Now it's our turn to demand accountability from them. Visit http://www.wheresthenote.com and demand to see your mortgage note.

Thanks,
Stephen Lerner
SEIU.org

PS - Don't have a mortgage? Pass this on to someone who does. Every single homeowner needs to know if their bank still holds their mortgage note.


SERVICE EMPLOYEES INTERNATIONAL UNION
 Here now is my recommended version of this letter.  Pass this on to anyone and everyone you know.  The more email letters all the banks receive, the more they will begin to get the idea that we "do not trust" them and we will no longer allow them to operate with special exceptions to the law.  As I always have said and maintain, "THE LAW IS THE LAW FOR EVERYONE".

To whom it may concern:

I own the property at the address listed above, and your bank services my mortgage. 
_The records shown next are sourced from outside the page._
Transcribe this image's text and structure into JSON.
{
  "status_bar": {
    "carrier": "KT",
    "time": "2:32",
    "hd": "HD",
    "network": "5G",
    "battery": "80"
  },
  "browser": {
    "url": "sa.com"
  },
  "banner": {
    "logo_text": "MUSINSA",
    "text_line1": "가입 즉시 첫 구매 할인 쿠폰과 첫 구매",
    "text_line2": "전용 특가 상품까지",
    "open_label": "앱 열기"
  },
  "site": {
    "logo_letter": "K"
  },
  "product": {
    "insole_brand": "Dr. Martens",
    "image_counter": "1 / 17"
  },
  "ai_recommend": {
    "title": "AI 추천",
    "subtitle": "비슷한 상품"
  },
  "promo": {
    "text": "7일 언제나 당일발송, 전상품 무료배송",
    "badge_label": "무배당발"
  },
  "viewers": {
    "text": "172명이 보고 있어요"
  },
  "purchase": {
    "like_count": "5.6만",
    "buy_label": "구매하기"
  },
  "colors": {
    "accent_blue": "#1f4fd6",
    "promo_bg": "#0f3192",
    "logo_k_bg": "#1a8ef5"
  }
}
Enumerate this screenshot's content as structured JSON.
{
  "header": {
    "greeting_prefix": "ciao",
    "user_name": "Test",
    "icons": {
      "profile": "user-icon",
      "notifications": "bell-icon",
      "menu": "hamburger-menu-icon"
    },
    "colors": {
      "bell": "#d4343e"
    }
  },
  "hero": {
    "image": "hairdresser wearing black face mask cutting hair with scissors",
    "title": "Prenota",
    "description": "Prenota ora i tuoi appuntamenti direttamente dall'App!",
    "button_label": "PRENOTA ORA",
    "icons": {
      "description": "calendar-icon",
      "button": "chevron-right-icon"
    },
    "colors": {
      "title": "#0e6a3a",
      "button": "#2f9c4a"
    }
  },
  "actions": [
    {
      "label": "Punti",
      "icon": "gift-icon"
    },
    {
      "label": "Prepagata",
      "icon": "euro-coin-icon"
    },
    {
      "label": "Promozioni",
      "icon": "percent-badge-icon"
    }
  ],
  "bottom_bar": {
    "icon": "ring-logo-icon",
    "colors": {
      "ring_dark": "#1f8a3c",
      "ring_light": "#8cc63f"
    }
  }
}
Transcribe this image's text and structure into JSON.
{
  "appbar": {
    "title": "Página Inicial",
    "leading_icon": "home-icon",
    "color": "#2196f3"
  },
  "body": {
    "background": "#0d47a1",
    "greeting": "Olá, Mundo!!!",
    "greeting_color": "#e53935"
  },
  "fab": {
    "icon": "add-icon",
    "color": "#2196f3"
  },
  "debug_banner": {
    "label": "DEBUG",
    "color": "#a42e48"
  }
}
Over the last several weeks there have been many stories documenting the problem that banks are foreclosing on homes without proof that they own the loan.  I have learned that in many cases, banks like yours do not even know who owns the loans you service.  Employees at several leading banks have admitted to rubber stamping tens of thousands of foreclosures every month, without even checking to make sure that the bank had a legal right to proceed with foreclosure.  In some cases, banks allegedly falsified mortgage documents to cover up their mistakes.  There have been reports of two banks trying to foreclose on the same home, banks foreclosing on homeowners who were current on their payments, and even of a bank foreclosing on a home where the homeowner had never taken out a mortgage to begin with.  This is not merely a "technical problem"--it is the difference between having a warm bed at night and being out on the street.

As a homeowner and a customer of your bank, I am horrified.  I had always believed that it I played by the rules, I would be protected, but now I know that banks like yours think the rules don't apply to them. 

To protect myself and my family, I need to know who owns my mortgage.  Within thirty days, I would like to know the name, address, and phone number of the bank or investor that owns my mortgage.  Furthermore, in light of the recent allegations of foreclosure fraud, I demand to see the original mortgage note proving ownership over my home loan.  I would like to see copies of all endorsements and assignments of my mortgage note and where and when the assingment(s) _if any - were recorded.  I also ask that you provide me with evidence of your firm being contractually retained to service my loan. (italics indicate added by LR)

If you fail to produce a mortgage note proving that you have a right to collect my mortgage payments, provide the information I am legally entitled to,  I will be forced to consider all options available to me to ensure that my family and my home are protected.
(italics indicate added by LR)

I ask that I receive my response in writing.

Thank you for your attention to this matter.

4 comments:

  1. I was in a modification program at Aurora Loan Services for 12 months and then was told it would become permanent. A few days later I received a letter stating the new servicer, IBM LBPS was taking over my loan. This was back in August...and unfortunately for me it seems the whole process has continued...has anyone else experienced this? Thanks.

    ReplyDelete
  2. YES!!! Exactly the same thing. Exactly the same. Aurora lied to me...I don't want to tell you how many times. I tried to play by their rules but it was a 'stacked deck.' Boy, I want to see them blown out of the boat. I have been meticulous in paying my mortgage until one day I realized - even paying - I was underwater. Would love to hear from you. Keep the faith.

    ReplyDelete
  3. Thanks for sharing this post with us. If you make more down payments then the company might feel that most of the risk is being borne by you and not by them and may reduce the rate of interest. Keep it up the good work guys!

    ReplyDelete